Example:
Would Cubase’s ‘VST System Link’ benefit from Thunderbolt’s speed?
Or
if Yamaha and Steiny built a new console together. (like the n8/12)
A TB connection to a 'puter with an SSD could be very powerful
and very stable.

{’-’}

Aloha

One thing I’ve learned over the past 25+ years is that every computer I’ve ever owned becomes obsolete - it’s something I’ve come to accept.

New technology is advancing so quickly that it’s hard to keep up, however, at the same time I keep reminding myself it becomes more imperative to keep creatively productive with tools I currently have in order to stay within the creative process, i.e., it’s about music first, computer second (for me). It’s as if they require two different mindsets.

I really am just a piano player and if I had to, I suppose I could always go back and use old school methods: a piano, pen and paper. OTOH, technology also inspires and so I’ll try to keep a balanced eye (and pocketbook). The shi*t is expensive.

Shakka, brah…

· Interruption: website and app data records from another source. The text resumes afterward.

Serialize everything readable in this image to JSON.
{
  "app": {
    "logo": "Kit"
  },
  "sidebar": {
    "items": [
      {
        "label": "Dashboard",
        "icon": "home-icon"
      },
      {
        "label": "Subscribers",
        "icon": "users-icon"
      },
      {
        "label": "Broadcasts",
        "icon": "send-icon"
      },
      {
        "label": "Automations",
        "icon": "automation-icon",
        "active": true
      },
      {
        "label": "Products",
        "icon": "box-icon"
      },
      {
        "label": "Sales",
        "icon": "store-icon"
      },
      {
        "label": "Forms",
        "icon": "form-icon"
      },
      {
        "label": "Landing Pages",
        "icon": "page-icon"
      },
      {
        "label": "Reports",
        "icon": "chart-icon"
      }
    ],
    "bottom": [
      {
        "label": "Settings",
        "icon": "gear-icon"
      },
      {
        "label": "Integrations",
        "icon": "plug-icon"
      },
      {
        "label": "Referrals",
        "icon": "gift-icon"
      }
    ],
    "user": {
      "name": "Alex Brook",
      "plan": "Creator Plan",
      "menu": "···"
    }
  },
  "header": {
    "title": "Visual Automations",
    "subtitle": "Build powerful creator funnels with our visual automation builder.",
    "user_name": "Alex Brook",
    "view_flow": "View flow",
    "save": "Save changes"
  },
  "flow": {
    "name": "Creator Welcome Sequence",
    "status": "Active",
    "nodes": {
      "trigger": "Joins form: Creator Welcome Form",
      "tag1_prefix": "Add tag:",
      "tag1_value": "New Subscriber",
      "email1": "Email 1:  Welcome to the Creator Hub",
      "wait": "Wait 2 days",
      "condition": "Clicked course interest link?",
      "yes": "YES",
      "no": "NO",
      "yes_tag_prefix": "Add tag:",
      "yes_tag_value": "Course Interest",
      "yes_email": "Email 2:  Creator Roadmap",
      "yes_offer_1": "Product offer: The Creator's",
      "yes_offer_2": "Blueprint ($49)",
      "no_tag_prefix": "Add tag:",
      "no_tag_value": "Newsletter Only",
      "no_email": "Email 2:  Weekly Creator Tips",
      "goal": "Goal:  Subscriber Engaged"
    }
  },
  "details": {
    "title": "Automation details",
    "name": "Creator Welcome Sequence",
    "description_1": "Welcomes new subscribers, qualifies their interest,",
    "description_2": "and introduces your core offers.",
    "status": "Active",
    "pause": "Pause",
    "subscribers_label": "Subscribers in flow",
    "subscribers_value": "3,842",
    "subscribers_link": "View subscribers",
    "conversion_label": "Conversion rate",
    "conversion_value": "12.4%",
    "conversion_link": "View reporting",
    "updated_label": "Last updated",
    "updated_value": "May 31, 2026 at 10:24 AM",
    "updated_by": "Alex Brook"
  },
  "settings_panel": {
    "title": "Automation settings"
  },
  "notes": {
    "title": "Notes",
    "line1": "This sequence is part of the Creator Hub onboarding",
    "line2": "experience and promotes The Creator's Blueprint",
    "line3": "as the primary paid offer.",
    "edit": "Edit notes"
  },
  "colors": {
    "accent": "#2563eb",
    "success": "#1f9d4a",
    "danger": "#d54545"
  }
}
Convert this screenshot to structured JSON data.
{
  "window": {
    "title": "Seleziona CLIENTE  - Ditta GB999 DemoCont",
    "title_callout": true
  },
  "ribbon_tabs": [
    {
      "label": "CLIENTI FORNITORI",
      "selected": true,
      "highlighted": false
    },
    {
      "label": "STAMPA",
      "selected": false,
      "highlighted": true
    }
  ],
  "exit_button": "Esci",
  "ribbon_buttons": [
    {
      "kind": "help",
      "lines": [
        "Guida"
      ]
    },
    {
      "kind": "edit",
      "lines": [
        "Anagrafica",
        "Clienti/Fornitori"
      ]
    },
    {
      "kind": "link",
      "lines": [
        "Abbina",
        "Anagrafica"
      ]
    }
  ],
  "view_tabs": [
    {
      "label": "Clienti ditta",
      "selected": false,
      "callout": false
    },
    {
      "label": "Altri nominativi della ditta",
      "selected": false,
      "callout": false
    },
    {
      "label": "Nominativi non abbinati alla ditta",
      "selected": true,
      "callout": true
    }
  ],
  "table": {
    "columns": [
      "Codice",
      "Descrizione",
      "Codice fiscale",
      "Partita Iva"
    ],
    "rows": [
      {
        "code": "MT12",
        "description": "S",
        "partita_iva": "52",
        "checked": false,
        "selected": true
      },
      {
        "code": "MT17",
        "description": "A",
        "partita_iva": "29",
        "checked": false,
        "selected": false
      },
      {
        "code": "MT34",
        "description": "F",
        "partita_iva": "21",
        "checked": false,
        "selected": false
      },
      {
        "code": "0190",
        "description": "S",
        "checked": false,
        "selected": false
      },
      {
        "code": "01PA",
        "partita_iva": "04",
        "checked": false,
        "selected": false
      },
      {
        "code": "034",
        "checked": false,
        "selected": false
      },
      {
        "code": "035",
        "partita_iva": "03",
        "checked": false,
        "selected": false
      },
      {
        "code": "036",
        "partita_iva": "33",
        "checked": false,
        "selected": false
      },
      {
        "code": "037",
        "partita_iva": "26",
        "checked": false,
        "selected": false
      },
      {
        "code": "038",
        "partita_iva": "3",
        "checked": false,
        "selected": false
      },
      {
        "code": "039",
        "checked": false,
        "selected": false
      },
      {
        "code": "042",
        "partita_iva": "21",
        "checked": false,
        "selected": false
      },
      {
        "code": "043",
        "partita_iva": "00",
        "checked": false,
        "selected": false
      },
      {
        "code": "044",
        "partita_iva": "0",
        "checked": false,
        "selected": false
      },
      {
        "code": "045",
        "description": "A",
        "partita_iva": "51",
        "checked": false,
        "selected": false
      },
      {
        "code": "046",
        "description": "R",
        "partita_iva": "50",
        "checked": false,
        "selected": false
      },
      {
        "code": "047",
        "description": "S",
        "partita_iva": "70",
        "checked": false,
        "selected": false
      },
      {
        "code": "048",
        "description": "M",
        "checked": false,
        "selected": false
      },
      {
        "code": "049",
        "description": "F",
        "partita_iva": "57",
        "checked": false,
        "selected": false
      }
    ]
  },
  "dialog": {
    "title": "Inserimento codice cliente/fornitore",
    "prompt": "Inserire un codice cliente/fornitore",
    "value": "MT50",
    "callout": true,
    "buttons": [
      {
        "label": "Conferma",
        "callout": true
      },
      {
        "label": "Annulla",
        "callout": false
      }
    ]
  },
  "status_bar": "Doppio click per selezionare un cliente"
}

ROFLAO! (at least rarin’ back very far in my chair)

You are soooo right. Its so easy to get caught up in the ‘latest and greatest’
gear/technology. I guess it goes with DAW territory.

Ye olde G5 was a top-o-the-line Mac at the time,
and now I am writing this post on it.

Tanx for the overview majik. I needed that.
{’-’}

Better get your wooden fillings changed over to mercury amalgam Steve! Or skip right on over to porcelain!

The thunderbolt used by Apple is not in its definitif form, the design is to use optical connections.

I think most manufacturers are waiting if this thing will be the successor of usb-3, so will I! :smiley:

When it’s not an Apple owned technology give me a yell.

Thunderbolt is from Intel, also available to the Windows platform!

External PCIe. It’s like intravenous data. :open_mouth:

And when the cables cost a bit less than $49 give me a yell.

They finally went for copper instead of optical because it’s cheaper, because they could and because it can deliver power too.
I guess it could enable super capacity audio cards at some point but it sounds more like a hard drive and VDU interface at the moment. An odd combination but I suppose there’s the convenience of fewer interface types at least.

Anyway, are there disks that can read/write at 10Gbps? My eSATA writes 300GB in 2hrs. I don’t know what that proves though. My gut feeling is that it’s overkill for most small peripherals where price is crucial for market success. How about a Thunderbolt USB hub though?

Isn’t mini-port Apple?

Apple just replaced the optical connectors and cables for copper versions, the design is by Intel, Apple doesn’t make their own stuff, it’s more a special customized system from standard components, the last generation was mostly based on Gigabyte hardware.